• **ACTION ITEM**
Pull every line with "Months" from the data.

Stored entries:
..............................
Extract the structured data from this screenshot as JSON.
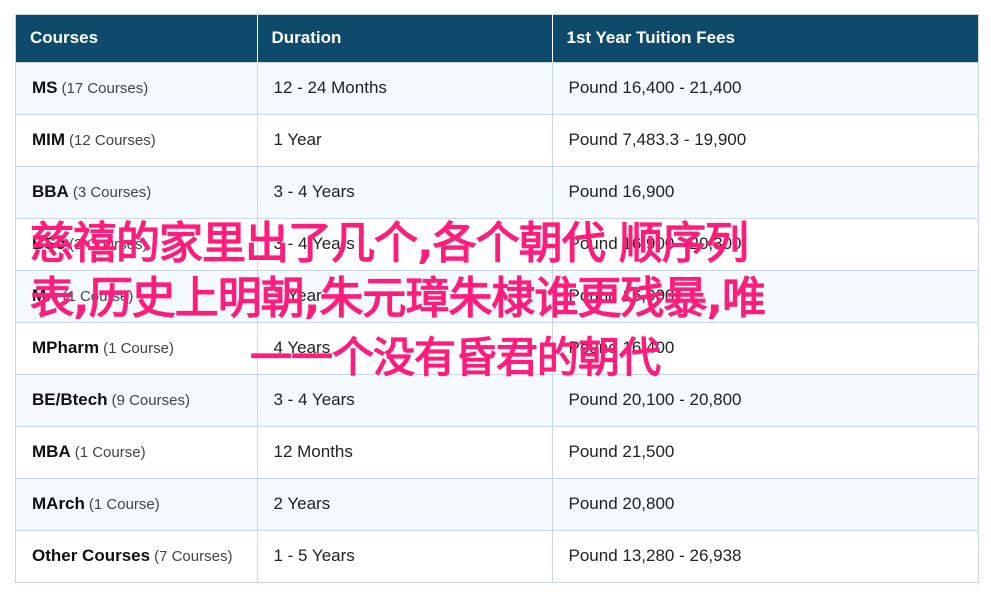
{
  "table": {
    "headers": [
      "Courses",
      "Duration",
      "1st Year Tuition Fees"
    ],
    "rows": [
      {
        "name": "MS",
        "count": "(17 Courses)",
        "duration": "12 - 24 Months",
        "fees": "Pound 16,400 - 21,400"
      },
      {
        "name": "MIM",
        "count": "(12 Courses)",
        "duration": "1 Year",
        "fees": "Pound 7,483.3 - 19,900"
      },
      {
        "name": "BBA",
        "count": "(3 Courses)",
        "duration": "3 - 4 Years",
        "fees": "Pound 16,900"
      },
      {
        "name": "BSc",
        "count": "(3 Courses)",
        "duration": "3 - 4 Years",
        "fees": "Pound 16,900 - 20,300"
      },
      {
        "name": "MA",
        "count": "(1 Course)",
        "duration": "1 Year",
        "fees": "Pound 16,900"
      },
      {
        "name": "MPharm",
        "count": "(1 Course)",
        "duration": "4 Years",
        "fees": "Pound 16,400"
      },
      {
        "name": "BE/Btech",
        "count": "(9 Courses)",
        "duration": "3 - 4 Years",
        "fees": "Pound 20,100 - 20,800"
      },
      {
        "name": "MBA",
        "count": "(1 Course)",
        "duration": "12 Months",
        "fees": "Pound 21,500"
      },
      {
        "name": "MArch",
        "count": "(1 Course)",
        "duration": "2 Years",
        "fees": "Pound 20,800"
      },
      {
        "name": "Other Courses",
        "count": "(7 Courses)",
        "duration": "1 - 5 Years",
        "fees": "Pound 13,280 - 26,938"
      }
    ]
  },
  "overlay": {
    "line1": "慈禧的家里出了几个,各个朝代 顺序列",
    "line2": "表,历史上明朝,朱元璋朱棣谁更残暴,唯",
    "line3": "一一个没有昏君的朝代",
    "color": "#ff1c7b"
  },
  "colors": {
    "header_bg": "#0d4a6b",
    "row_alt_bg": "#f3f9fd",
    "border": "#c9d7e0"
  }
}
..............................
• **TASK RESPONSE**
        "duration": "12 - 24 Months",
        "duration": "12 Months",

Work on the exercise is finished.